Research Research themes Urological cancers Radiofrequency-induced chemohyperthermia for non-muscle-invasive bladder cancer

Non-muscle-invasive bladder cancer (NMIBC) is a very common disease with a high incidence and, due to relatively low mortality rates and high recurrence rates, also with a high prevalence. Unfortunately, there is a risk of progression to muscle-invasive disease, which results in a mortality rate of about 30% in 5 years. As a result, NMIBC patients undergo regular follow-up cystoscopies, which are bothersome, costly, and invasive. Therefore, ways to improve the NMIBC disease management are being investigated.

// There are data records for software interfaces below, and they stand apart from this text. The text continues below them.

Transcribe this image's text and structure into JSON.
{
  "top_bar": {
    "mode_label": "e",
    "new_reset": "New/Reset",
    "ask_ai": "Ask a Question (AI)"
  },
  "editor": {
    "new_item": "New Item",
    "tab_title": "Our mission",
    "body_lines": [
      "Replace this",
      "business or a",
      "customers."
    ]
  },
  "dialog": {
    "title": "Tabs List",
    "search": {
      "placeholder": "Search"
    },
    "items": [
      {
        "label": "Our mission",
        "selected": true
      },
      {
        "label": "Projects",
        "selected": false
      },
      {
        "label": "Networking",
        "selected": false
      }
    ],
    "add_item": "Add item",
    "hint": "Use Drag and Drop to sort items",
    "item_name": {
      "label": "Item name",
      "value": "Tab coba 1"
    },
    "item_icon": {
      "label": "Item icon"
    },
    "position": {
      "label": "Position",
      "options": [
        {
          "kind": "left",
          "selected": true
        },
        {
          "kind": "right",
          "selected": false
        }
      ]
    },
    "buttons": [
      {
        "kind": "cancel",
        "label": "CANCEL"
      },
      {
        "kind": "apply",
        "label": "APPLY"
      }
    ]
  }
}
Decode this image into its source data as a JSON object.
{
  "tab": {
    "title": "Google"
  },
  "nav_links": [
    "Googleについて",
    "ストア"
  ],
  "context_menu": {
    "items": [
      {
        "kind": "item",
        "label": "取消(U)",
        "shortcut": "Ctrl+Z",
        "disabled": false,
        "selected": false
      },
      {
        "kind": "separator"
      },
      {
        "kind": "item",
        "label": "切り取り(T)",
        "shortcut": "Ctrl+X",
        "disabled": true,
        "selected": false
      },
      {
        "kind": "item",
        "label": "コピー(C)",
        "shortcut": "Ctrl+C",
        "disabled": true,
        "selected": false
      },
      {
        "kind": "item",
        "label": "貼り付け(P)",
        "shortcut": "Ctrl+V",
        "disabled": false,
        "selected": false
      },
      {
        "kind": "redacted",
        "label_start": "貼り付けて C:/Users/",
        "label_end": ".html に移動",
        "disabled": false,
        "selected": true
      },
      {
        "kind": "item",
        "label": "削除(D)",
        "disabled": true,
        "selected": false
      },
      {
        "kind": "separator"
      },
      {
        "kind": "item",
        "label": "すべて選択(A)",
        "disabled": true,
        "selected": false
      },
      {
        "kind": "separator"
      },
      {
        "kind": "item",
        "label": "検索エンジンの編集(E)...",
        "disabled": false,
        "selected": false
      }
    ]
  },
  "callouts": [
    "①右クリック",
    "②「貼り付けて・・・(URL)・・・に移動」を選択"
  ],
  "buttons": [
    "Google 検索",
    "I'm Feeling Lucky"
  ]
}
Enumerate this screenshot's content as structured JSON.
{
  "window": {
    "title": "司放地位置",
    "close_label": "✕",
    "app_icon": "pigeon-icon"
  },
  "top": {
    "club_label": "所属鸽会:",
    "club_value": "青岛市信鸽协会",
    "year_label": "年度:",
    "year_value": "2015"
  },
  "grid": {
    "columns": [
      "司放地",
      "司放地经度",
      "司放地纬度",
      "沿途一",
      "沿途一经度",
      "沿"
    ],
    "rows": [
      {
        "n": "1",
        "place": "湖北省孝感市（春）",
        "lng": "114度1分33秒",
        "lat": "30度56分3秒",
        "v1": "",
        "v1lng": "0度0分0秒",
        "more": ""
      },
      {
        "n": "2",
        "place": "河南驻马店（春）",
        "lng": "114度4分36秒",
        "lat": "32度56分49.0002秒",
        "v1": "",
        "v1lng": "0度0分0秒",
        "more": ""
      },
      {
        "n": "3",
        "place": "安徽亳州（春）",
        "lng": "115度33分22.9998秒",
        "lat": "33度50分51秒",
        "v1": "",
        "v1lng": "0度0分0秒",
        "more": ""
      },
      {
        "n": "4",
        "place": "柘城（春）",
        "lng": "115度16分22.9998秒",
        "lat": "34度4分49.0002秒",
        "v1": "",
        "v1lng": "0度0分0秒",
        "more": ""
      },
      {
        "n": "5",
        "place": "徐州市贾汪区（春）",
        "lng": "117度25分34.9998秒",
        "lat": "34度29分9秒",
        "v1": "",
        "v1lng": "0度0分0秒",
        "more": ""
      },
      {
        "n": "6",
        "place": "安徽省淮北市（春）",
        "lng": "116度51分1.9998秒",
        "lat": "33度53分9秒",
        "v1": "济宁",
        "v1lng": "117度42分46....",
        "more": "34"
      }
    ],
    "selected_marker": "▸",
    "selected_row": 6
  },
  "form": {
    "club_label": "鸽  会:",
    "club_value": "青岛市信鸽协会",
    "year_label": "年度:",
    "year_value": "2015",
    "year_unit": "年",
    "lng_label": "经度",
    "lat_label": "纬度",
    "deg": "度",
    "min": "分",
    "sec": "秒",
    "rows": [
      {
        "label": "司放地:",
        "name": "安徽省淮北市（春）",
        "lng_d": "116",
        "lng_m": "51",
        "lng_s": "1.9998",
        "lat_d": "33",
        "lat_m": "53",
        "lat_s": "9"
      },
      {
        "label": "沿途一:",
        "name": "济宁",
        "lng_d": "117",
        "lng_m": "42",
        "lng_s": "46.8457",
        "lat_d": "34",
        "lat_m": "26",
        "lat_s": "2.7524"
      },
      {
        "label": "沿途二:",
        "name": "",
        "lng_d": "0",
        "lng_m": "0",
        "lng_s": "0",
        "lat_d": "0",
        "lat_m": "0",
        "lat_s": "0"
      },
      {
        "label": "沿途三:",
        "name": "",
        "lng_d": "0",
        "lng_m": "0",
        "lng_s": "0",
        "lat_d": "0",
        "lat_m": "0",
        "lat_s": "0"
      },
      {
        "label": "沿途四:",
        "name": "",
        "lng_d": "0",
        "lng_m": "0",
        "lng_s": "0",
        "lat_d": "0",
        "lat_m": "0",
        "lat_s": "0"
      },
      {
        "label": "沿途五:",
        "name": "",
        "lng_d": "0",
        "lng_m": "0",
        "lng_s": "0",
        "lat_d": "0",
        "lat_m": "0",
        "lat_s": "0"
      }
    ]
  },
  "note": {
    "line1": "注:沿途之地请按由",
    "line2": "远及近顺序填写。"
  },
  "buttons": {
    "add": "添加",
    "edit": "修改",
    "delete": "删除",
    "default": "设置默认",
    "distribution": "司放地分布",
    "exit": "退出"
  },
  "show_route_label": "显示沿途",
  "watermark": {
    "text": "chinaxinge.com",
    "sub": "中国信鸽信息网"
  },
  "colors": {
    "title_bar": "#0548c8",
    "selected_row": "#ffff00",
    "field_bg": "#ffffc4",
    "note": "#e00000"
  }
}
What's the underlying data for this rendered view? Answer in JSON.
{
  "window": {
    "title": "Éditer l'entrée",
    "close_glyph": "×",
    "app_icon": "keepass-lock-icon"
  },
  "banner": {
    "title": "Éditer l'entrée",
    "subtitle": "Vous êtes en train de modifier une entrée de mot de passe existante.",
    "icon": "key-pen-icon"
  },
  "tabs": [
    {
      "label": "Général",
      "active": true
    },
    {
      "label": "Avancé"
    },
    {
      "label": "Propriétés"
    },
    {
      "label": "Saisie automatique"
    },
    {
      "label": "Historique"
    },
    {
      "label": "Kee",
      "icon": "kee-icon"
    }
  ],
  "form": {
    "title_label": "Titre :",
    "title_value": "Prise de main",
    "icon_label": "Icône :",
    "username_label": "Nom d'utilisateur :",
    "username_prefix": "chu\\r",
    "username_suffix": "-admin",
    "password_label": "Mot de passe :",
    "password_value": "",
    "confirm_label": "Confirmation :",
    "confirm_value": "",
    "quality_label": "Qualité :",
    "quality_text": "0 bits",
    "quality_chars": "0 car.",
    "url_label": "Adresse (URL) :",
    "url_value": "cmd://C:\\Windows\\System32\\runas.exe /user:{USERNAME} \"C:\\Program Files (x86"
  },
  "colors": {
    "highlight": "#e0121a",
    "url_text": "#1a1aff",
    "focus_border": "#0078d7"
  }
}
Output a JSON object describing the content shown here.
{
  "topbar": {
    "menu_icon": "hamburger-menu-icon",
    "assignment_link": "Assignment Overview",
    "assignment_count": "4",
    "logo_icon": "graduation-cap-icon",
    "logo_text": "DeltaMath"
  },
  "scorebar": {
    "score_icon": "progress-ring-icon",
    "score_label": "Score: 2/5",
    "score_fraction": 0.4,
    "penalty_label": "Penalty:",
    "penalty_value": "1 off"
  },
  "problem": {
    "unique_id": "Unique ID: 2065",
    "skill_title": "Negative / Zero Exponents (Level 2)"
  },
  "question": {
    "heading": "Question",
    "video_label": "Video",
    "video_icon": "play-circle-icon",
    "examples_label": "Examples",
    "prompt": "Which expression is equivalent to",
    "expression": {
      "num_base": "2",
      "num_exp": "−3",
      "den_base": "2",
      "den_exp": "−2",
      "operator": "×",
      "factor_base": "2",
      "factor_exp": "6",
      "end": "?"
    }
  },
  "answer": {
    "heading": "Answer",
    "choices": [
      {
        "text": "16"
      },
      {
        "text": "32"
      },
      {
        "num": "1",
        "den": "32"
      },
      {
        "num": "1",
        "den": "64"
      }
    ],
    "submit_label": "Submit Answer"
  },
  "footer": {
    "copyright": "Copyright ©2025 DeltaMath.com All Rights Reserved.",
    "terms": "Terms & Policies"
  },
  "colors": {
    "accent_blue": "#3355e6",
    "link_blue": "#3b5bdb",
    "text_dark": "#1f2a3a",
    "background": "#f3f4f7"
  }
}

Typically, intravesical instillations with chemotherapy or Bacillus Calmette-Guérin (BCG) immunotherapy are given to prevent recurrence and progression after trans-urethral resection of the bladder tumor (TURBT). However, efficacy can still be improved. In 2001, the Urology department of the Radboudumc started a research program on a new device-assisted approach to treat NMIBC: radiofrequency-induced chemohyperthermia (RF-CHT), also known as Synergo® or radiofrequency-induced thermal effect (RITE). This technique combines conventional chemotherapy with intravesical heating of the bladder wall. Since 2001, multiple PhD candidates have been assigned to evaluate this technique, showing that (i) the RF-CHT concept works, both in vitro and in vivo (Int J Hyperthermia 2016), (ii) why it works (Int J Hyperthermia 2017), and (iii) how well, and in which patient groups it works best (Eur Urol 2016). To date, the theme has moved RF-CHT further into clinical practice, in which RF-CHT is now being used in several international centers for NMIBC patients who are at the highest risk of disease recurrence and progression. As one of the potential alternative options to BCG – which may have severe systemic side-effects and has a restricted availability – and offering a chance on bladder preservation, RF-CHT has been incorporated in the NMIBC guideline of the European Association of Urology (Eur Urol 2017). Our research on this technique paved the way for device-assisted and combined therapies in NMIBC. Further evidence of its efficacy is awaited and needed to implement this technique more widespread.